Description of the task >> When a line in the material contains the word "count", copy it.

Source information >>

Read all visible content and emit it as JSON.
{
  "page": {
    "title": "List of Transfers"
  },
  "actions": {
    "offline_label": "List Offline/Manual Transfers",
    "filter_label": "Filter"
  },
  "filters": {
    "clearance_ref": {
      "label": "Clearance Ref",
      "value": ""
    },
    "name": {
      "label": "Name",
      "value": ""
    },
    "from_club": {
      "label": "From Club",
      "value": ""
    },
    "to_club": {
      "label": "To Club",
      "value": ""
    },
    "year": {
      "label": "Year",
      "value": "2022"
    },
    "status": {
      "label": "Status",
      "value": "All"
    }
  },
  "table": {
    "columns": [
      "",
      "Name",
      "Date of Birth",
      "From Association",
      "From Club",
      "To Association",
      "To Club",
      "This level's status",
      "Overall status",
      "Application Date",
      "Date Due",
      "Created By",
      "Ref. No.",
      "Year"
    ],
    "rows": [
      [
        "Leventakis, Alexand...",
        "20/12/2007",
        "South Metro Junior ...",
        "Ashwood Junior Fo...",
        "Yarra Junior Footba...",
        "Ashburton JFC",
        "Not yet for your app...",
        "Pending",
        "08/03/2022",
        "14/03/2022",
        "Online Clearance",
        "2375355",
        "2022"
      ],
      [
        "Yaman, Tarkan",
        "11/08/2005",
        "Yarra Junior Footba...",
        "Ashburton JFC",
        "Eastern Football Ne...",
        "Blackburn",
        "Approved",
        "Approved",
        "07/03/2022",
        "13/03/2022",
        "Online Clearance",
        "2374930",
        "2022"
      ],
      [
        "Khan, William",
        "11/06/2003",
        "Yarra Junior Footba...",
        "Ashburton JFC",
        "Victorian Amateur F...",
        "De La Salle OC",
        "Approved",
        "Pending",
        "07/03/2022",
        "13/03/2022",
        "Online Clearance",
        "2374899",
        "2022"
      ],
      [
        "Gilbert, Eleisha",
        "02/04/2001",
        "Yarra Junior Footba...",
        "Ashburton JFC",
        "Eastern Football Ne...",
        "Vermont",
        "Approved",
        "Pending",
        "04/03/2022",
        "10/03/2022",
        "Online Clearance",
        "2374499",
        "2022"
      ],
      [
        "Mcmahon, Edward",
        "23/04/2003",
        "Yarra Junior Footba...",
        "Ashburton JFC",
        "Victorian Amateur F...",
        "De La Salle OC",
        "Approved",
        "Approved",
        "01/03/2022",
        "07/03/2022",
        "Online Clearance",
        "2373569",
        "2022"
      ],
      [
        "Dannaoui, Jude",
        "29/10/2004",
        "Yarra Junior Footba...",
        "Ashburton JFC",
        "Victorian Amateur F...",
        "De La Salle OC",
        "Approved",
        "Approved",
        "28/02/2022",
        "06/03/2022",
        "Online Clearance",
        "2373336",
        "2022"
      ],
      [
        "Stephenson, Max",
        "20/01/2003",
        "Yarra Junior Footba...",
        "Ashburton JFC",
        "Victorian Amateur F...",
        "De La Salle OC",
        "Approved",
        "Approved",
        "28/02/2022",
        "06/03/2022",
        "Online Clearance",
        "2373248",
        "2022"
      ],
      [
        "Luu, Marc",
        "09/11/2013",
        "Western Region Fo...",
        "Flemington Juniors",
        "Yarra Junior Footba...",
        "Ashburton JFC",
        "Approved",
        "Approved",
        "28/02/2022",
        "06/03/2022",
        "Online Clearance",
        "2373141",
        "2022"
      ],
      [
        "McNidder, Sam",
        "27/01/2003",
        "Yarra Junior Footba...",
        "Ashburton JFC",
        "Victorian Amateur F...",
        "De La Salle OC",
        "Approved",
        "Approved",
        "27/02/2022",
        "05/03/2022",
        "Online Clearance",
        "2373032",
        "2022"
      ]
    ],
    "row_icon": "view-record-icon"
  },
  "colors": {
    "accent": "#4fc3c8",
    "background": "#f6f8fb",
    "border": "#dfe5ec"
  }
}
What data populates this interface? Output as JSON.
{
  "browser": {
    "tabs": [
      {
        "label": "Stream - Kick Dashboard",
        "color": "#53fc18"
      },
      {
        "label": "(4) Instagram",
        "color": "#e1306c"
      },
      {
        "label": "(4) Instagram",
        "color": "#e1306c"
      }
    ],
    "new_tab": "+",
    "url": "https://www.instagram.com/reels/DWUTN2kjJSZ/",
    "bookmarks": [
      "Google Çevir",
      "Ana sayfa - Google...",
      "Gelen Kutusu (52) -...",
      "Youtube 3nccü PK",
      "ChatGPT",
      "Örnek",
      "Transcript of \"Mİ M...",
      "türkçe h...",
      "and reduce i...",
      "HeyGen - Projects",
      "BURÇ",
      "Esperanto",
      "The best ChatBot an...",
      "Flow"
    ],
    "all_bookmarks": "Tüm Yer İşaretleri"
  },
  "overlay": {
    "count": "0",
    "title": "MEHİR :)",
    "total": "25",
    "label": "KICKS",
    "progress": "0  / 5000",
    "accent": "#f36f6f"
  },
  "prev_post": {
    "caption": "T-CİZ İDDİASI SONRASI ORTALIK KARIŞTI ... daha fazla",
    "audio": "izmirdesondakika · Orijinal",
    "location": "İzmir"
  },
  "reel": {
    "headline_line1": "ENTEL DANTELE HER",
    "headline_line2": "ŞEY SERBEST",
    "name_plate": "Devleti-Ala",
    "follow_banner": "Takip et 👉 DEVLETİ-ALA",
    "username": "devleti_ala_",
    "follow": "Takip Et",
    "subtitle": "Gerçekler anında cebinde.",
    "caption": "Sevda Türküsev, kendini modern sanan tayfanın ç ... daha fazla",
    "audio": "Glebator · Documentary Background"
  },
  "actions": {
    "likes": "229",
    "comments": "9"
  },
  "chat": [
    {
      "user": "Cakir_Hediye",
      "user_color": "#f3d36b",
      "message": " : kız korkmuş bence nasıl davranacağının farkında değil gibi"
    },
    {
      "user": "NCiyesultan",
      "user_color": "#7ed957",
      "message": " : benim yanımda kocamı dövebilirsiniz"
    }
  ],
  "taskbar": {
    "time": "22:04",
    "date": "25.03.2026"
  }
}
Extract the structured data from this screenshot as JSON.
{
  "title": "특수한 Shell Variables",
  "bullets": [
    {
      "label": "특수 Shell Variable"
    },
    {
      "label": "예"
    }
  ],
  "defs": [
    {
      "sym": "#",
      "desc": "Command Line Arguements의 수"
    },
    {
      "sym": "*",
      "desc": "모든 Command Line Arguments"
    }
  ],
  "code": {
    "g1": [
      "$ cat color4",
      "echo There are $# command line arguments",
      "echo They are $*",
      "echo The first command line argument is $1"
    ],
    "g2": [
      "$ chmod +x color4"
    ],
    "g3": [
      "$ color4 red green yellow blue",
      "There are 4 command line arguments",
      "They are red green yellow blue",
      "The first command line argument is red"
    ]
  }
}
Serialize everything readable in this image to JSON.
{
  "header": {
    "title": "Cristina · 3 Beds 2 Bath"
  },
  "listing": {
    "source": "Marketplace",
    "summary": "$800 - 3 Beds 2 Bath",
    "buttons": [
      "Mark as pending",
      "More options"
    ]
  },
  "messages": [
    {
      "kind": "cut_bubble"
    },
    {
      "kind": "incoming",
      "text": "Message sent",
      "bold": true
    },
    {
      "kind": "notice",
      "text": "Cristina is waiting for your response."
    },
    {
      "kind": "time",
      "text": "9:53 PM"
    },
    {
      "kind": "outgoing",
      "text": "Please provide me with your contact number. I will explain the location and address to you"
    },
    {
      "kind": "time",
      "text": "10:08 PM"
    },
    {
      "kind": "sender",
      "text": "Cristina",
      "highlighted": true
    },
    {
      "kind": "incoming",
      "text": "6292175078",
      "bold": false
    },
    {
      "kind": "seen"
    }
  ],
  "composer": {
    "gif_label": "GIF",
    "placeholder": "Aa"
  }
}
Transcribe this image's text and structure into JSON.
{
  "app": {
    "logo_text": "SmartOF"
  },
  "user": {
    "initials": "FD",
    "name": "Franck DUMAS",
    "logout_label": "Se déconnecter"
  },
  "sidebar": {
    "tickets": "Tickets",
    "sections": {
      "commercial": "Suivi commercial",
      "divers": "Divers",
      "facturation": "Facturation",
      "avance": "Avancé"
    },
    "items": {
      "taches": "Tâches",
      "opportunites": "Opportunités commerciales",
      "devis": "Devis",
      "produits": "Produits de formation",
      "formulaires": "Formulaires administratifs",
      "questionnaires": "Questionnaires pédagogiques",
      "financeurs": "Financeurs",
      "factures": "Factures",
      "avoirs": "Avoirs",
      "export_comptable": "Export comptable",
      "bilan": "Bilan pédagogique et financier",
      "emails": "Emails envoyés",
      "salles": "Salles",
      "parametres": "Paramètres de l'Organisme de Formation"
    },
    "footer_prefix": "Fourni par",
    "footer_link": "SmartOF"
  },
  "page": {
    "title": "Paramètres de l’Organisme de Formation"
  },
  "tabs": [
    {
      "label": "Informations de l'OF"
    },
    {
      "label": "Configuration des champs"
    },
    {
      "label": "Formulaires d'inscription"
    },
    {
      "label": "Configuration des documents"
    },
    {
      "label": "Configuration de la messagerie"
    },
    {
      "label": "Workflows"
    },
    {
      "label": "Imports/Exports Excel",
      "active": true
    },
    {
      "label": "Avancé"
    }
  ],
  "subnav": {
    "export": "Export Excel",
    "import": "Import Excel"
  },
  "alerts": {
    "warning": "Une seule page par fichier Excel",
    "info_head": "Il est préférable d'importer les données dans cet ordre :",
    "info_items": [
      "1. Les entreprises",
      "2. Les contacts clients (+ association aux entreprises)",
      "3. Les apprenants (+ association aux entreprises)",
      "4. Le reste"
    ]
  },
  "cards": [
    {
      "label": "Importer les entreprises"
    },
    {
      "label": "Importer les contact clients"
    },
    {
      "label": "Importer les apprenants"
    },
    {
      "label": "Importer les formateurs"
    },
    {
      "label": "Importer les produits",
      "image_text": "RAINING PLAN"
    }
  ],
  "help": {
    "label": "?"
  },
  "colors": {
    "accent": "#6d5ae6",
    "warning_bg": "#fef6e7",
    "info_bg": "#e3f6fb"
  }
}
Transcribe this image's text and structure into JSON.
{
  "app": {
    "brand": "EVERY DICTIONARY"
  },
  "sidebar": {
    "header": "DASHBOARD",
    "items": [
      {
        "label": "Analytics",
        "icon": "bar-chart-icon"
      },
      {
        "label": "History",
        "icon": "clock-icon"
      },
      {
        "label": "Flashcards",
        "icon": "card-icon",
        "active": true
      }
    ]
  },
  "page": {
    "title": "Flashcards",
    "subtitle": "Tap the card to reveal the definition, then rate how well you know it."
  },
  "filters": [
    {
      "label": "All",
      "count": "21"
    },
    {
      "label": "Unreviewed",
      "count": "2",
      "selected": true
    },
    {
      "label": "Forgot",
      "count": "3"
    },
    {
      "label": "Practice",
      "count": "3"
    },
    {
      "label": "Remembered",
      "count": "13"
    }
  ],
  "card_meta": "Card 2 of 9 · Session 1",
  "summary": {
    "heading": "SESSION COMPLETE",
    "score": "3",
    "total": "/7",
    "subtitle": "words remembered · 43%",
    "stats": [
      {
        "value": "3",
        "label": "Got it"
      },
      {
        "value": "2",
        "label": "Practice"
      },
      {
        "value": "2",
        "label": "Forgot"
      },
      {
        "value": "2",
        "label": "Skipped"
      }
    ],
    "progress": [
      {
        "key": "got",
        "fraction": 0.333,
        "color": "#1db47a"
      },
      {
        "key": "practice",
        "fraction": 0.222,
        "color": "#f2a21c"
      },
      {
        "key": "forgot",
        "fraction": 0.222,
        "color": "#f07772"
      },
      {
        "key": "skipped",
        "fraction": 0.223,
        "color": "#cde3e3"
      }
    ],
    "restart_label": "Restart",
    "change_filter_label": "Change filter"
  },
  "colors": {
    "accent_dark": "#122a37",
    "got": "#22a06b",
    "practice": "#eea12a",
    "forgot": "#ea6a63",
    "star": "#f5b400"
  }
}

Worked solution >>
    "count": "0",
      "count": "21"
      "count": "2",
      "count": "3"
      "count": "3"
      "count": "13"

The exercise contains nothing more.